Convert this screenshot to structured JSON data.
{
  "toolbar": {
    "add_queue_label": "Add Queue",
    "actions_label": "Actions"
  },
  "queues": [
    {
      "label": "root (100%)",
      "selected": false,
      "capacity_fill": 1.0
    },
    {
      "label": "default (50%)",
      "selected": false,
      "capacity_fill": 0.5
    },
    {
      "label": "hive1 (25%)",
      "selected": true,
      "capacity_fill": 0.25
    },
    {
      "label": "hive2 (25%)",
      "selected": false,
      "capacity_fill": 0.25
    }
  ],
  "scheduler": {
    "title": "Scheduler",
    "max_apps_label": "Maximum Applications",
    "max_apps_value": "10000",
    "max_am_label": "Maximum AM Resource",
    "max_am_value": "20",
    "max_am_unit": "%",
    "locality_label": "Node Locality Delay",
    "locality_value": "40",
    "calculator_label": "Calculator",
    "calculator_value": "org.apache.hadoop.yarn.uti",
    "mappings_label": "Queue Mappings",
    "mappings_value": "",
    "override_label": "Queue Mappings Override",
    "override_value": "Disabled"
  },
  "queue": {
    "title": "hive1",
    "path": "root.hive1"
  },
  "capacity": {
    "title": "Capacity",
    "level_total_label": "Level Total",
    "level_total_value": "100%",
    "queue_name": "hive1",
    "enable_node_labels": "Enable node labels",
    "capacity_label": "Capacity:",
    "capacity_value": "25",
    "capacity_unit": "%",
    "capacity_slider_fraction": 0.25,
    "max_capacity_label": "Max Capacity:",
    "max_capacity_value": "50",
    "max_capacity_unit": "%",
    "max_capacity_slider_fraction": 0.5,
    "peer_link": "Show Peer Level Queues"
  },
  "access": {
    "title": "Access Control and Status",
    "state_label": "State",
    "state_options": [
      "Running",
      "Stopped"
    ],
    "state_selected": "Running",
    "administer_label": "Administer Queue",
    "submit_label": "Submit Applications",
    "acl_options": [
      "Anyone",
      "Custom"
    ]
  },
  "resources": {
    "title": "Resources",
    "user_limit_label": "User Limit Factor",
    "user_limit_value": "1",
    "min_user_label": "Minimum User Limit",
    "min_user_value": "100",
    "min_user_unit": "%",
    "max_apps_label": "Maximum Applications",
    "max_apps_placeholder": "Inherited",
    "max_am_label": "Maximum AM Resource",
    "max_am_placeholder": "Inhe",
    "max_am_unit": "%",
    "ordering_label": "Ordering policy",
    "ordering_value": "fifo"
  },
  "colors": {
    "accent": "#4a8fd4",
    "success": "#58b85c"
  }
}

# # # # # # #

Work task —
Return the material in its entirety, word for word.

Exercise answer —
Convert this screenshot to structured JSON data.
{
  "toolbar": {
    "add_queue_label": "Add Queue",
    "actions_label": "Actions"
  },
  "queues": [
    {
      "label": "root (100%)",
      "selected": false,
      "capacity_fill": 1.0
    },
    {
      "label": "default (50%)",
      "selected": false,
      "capacity_fill": 0.5
    },
    {
      "label": "hive1 (25%)",
      "selected": true,
      "capacity_fill": 0.25
    },
    {
      "label": "hive2 (25%)",
      "selected": false,
      "capacity_fill": 0.25
    }
  ],
  "scheduler": {
    "title": "Scheduler",
    "max_apps_label": "Maximum Applications",
    "max_apps_value": "10000",
    "max_am_label": "Maximum AM Resource",
    "max_am_value": "20",
    "max_am_unit": "%",
    "locality_label": "Node Locality Delay",
    "locality_value": "40",
    "calculator_label": "Calculator",
    "calculator_value": "org.apache.hadoop.yarn.uti",
    "mappings_label": "Queue Mappings",
    "mappings_value": "",
    "override_label": "Queue Mappings Override",
    "override_value": "Disabled"
  },
  "queue": {
    "title": "hive1",
    "path": "root.hive1"
  },
  "capacity": {
    "title": "Capacity",
    "level_total_label": "Level Total",
    "level_total_value": "100%",
    "queue_name": "hive1",
    "enable_node_labels": "Enable node labels",
    "capacity_label": "Capacity:",
    "capacity_value": "25",
    "capacity_unit": "%",
    "capacity_slider_fraction": 0.25,
    "max_capacity_label": "Max Capacity:",
    "max_capacity_value": "50",
    "max_capacity_unit": "%",
    "max_capacity_slider_fraction": 0.5,
    "peer_link": "Show Peer Level Queues"
  },
  "access": {
    "title": "Access Control and Status",
    "state_label": "State",
    "state_options": [
      "Running",
      "Stopped"
    ],
    "state_selected": "Running",
    "administer_label": "Administer Queue",
    "submit_label": "Submit Applications",
    "acl_options": [
      "Anyone",
      "Custom"
    ]
  },
  "resources": {
    "title": "Resources",
    "user_limit_label": "User Limit Factor",
    "user_limit_value": "1",
    "min_user_label": "Minimum User Limit",
    "min_user_value": "100",
    "min_user_unit": "%",
    "max_apps_label": "Maximum Applications",
    "max_apps_placeholder": "Inherited",
    "max_am_label": "Maximum AM Resource",
    "max_am_placeholder": "Inhe",
    "max_am_unit": "%",
    "ordering_label": "Ordering policy",
    "ordering_value": "fifo"
  },
  "colors": {
    "accent": "#4a8fd4",
    "success": "#58b85c"
  }
}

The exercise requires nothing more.